Originally Posted by BenCartwright
Model 7500 DSL modem+router.
Ethernet (Cat5, Cat5e, Cat6, Cat7) surely does use security, via hardware firewalls and port forwarding and masking, etc. It's just not like WiFi security. I use WPA2 for WiFi security, which is considered pretty robust.
I'm knowledgeable about network infrastructure, but have much to learn about the newer hardware setups.
WPA2 & WiFi security doesn't have anything to do with the comment you were responding to. That simply encrypts the radio communication between the router and your wireless device. There would be no need for any similar encryption on your wired network. Hardware firewalls, port forwarding, etc, have to do with the communication between your router and the rest of the internet. Your CAT 5 and

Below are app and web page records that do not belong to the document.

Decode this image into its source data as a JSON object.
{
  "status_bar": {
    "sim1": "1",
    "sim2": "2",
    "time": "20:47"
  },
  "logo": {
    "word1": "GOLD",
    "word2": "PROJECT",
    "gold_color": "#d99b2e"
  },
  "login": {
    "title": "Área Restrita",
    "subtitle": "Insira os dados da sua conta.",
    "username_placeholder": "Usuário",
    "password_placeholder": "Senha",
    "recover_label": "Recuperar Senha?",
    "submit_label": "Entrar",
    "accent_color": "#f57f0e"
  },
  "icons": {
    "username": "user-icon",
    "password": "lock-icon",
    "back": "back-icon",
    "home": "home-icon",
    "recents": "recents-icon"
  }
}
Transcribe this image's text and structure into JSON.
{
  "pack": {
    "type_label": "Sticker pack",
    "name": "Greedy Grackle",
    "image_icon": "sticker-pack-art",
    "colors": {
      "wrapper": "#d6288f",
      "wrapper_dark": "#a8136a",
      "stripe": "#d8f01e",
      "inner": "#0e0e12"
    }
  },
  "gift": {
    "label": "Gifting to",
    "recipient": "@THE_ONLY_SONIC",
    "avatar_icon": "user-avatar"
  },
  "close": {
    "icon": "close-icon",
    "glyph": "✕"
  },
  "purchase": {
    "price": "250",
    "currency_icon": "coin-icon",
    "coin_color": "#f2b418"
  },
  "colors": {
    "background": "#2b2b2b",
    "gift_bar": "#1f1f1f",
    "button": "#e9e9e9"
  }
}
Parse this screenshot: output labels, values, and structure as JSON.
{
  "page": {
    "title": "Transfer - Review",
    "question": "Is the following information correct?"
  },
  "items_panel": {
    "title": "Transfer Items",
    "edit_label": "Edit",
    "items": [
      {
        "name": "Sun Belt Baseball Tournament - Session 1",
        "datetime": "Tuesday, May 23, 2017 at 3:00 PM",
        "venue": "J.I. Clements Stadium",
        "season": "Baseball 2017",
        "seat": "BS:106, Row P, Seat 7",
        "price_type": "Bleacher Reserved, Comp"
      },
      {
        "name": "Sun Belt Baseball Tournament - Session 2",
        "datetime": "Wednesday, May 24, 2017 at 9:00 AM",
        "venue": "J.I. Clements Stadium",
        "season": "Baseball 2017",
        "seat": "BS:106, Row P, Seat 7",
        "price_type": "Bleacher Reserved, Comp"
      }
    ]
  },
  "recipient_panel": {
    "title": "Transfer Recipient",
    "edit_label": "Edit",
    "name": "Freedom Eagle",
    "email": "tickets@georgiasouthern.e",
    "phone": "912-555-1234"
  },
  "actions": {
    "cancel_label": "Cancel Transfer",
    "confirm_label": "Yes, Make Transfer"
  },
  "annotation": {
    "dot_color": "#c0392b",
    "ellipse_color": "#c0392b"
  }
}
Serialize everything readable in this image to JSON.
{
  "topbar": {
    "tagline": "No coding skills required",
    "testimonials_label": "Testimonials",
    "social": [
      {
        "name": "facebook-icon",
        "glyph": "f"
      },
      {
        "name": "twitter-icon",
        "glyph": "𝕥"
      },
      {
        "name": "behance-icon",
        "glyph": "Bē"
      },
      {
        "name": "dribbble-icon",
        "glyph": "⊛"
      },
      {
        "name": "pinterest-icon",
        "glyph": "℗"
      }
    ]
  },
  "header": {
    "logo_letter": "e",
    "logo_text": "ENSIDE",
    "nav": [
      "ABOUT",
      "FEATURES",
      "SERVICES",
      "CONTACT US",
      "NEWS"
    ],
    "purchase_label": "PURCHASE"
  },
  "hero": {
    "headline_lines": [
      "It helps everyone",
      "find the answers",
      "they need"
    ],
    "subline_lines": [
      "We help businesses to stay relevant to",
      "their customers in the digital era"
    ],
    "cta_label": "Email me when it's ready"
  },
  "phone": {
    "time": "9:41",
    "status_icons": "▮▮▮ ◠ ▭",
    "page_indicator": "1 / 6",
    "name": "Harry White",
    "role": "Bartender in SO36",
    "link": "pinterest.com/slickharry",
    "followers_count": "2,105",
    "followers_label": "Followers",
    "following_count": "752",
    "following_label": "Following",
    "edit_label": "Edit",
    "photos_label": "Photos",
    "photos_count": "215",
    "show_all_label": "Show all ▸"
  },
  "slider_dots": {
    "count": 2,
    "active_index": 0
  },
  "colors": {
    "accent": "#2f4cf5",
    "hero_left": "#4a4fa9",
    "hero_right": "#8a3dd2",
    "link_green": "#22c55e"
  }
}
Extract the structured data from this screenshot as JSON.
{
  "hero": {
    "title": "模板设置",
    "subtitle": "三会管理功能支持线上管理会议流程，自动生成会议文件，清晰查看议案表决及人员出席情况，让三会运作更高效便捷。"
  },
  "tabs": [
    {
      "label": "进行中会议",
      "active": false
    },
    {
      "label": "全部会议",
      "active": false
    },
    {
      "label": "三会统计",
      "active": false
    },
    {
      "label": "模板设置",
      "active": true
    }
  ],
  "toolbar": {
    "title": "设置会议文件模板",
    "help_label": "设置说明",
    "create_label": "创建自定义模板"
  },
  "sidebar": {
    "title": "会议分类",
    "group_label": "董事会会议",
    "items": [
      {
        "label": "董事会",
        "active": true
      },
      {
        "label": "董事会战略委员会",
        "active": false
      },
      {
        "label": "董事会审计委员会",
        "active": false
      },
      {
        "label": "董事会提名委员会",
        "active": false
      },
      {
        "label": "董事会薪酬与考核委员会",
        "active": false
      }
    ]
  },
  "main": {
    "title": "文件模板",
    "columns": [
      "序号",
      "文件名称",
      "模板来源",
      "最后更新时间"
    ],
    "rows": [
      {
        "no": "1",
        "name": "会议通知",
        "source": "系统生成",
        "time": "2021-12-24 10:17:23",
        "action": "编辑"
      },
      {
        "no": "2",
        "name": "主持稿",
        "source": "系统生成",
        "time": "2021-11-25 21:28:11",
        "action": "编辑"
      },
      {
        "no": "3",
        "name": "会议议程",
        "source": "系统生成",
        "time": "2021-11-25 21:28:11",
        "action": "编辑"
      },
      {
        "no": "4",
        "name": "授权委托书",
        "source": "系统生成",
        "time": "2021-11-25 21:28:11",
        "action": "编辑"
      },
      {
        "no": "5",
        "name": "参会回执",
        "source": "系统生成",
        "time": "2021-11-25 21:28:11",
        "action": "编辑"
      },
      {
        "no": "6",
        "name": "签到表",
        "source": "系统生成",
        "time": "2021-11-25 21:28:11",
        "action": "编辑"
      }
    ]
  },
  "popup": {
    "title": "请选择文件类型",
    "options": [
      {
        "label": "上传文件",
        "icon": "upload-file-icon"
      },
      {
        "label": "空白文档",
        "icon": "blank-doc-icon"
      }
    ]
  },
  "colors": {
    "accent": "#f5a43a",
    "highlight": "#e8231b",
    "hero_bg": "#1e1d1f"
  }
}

wireless connections should be subject to the same firewall restrictions, if any, between your router and the Internet.
So with that said, there would seem to be something unusual with your setup with the information that you have provided. Either your wireless connections have been set differently against the firewall or there is actualy something else, like a bug, when using the wired CAT 5 connection. Normally you would want your wireless connections to have LESS access through the firewall than the wired ones lest one of the neighborhood kids, etc hacks your network.
If the router can be set to log access, not something that should be turned on, and you could catch the CM when it was doing a guide update, it should be pretty easy to find out what it is trying to access and what ports it's using. Or you could use something like wireshark. Someone with a little time on their hands might be able to figure out what is being sent down, and then with some local DNS changes, could redirect the CM to other guide info. (really dependant on if the protocol being used)